PROBLEM
All of the data below is to be output without alteration.

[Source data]

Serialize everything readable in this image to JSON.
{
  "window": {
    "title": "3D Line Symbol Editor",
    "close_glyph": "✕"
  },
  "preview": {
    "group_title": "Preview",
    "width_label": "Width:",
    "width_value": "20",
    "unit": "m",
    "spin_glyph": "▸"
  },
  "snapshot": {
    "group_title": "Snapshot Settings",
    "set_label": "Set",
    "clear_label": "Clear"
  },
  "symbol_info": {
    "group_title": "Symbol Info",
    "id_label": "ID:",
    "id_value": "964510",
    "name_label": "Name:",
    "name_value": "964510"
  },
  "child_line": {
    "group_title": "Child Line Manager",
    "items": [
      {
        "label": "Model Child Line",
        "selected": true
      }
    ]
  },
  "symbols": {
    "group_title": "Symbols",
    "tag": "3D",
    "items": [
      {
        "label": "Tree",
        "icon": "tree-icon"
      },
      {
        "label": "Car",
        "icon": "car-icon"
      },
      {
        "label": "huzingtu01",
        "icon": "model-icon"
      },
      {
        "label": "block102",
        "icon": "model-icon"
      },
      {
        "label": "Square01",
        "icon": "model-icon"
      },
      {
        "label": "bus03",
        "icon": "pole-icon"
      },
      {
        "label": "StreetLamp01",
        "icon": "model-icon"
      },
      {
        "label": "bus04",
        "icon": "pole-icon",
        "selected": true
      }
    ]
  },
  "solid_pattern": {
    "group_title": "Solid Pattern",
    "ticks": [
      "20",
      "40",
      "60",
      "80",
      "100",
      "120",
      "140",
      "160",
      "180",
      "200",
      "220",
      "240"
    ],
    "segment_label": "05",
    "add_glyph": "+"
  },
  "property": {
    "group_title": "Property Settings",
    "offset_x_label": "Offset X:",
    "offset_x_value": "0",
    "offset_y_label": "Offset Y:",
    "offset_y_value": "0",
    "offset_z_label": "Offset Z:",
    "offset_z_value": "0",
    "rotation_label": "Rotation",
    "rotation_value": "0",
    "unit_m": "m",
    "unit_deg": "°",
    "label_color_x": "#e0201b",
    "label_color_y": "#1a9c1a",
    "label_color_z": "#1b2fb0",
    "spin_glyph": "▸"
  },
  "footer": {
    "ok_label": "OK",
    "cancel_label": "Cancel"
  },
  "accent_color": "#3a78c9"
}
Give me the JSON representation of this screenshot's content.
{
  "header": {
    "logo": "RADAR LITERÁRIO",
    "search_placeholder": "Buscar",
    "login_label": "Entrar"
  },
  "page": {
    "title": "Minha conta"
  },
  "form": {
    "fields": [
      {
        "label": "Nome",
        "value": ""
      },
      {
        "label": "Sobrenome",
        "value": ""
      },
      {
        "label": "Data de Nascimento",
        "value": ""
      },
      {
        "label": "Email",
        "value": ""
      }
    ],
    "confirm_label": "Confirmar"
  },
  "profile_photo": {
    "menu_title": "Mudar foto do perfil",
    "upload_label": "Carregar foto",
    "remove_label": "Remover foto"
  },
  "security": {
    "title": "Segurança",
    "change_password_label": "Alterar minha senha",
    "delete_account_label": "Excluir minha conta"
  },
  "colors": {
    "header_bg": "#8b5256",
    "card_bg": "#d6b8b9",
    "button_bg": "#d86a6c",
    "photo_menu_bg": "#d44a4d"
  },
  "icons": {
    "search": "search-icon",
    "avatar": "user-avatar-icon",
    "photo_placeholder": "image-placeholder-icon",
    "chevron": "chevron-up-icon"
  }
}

RESPONSE AREA
Serialize everything readable in this image to JSON.
{
  "window": {
    "title": "3D Line Symbol Editor",
    "close_glyph": "✕"
  },
  "preview": {
    "group_title": "Preview",
    "width_label": "Width:",
    "width_value": "20",
    "unit": "m",
    "spin_glyph": "▸"
  },
  "snapshot": {
    "group_title": "Snapshot Settings",
    "set_label": "Set",
    "clear_label": "Clear"
  },
  "symbol_info": {
    "group_title": "Symbol Info",
    "id_label": "ID:",
    "id_value": "964510",
    "name_label": "Name:",
    "name_value": "964510"
  },
  "child_line": {
    "group_title": "Child Line Manager",
    "items": [
      {
        "label": "Model Child Line",
        "selected": true
      }
    ]
  },
  "symbols": {
    "group_title": "Symbols",
    "tag": "3D",
    "items": [
      {
        "label": "Tree",
        "icon": "tree-icon"
      },
      {
        "label": "Car",
        "icon": "car-icon"
      },
      {
        "label": "huzingtu01",
        "icon": "model-icon"
      },
      {
        "label": "block102",
        "icon": "model-icon"
      },
      {
        "label": "Square01",
        "icon": "model-icon"
      },
      {
        "label": "bus03",
        "icon": "pole-icon"
      },
      {
        "label": "StreetLamp01",
        "icon": "model-icon"
      },
      {
        "label": "bus04",
        "icon": "pole-icon",
        "selected": true
      }
    ]
  },
  "solid_pattern": {
    "group_title": "Solid Pattern",
    "ticks": [
      "20",
      "40",
      "60",
      "80",
      "100",
      "120",
      "140",
      "160",
      "180",
      "200",
      "220",
      "240"
    ],
    "segment_label": "05",
    "add_glyph": "+"
  },
  "property": {
    "group_title": "Property Settings",
    "offset_x_label": "Offset X:",
    "offset_x_value": "0",
    "offset_y_label": "Offset Y:",
    "offset_y_value": "0",
    "offset_z_label": "Offset Z:",
    "offset_z_value": "0",
    "rotation_label": "Rotation",
    "rotation_value": "0",
    "unit_m": "m",
    "unit_deg": "°",
    "label_color_x": "#e0201b",
    "label_color_y": "#1a9c1a",
    "label_color_z": "#1b2fb0",
    "spin_glyph": "▸"
  },
  "footer": {
    "ok_label": "OK",
    "cancel_label": "Cancel"
  },
  "accent_color": "#3a78c9"
}
Give me the JSON representation of this screenshot's content.
{
  "header": {
    "logo": "RADAR LITERÁRIO",
    "search_placeholder": "Buscar",
    "login_label": "Entrar"
  },
  "page": {
    "title": "Minha conta"
  },
  "form": {
    "fields": [
      {
        "label": "Nome",
        "value": ""
      },
      {
        "label": "Sobrenome",
        "value": ""
      },
      {
        "label": "Data de Nascimento",
        "value": ""
      },
      {
        "label": "Email",
        "value": ""
      }
    ],
    "confirm_label": "Confirmar"
  },
  "profile_photo": {
    "menu_title": "Mudar foto do perfil",
    "upload_label": "Carregar foto",
    "remove_label": "Remover foto"
  },
  "security": {
    "title": "Segurança",
    "change_password_label": "Alterar minha senha",
    "delete_account_label": "Excluir minha conta"
  },
  "colors": {
    "header_bg": "#8b5256",
    "card_bg": "#d6b8b9",
    "button_bg": "#d86a6c",
    "photo_menu_bg": "#d44a4d"
  },
  "icons": {
    "search": "search-icon",
    "avatar": "user-avatar-icon",
    "photo_placeholder": "image-placeholder-icon",
    "chevron": "chevron-up-icon"
  }
}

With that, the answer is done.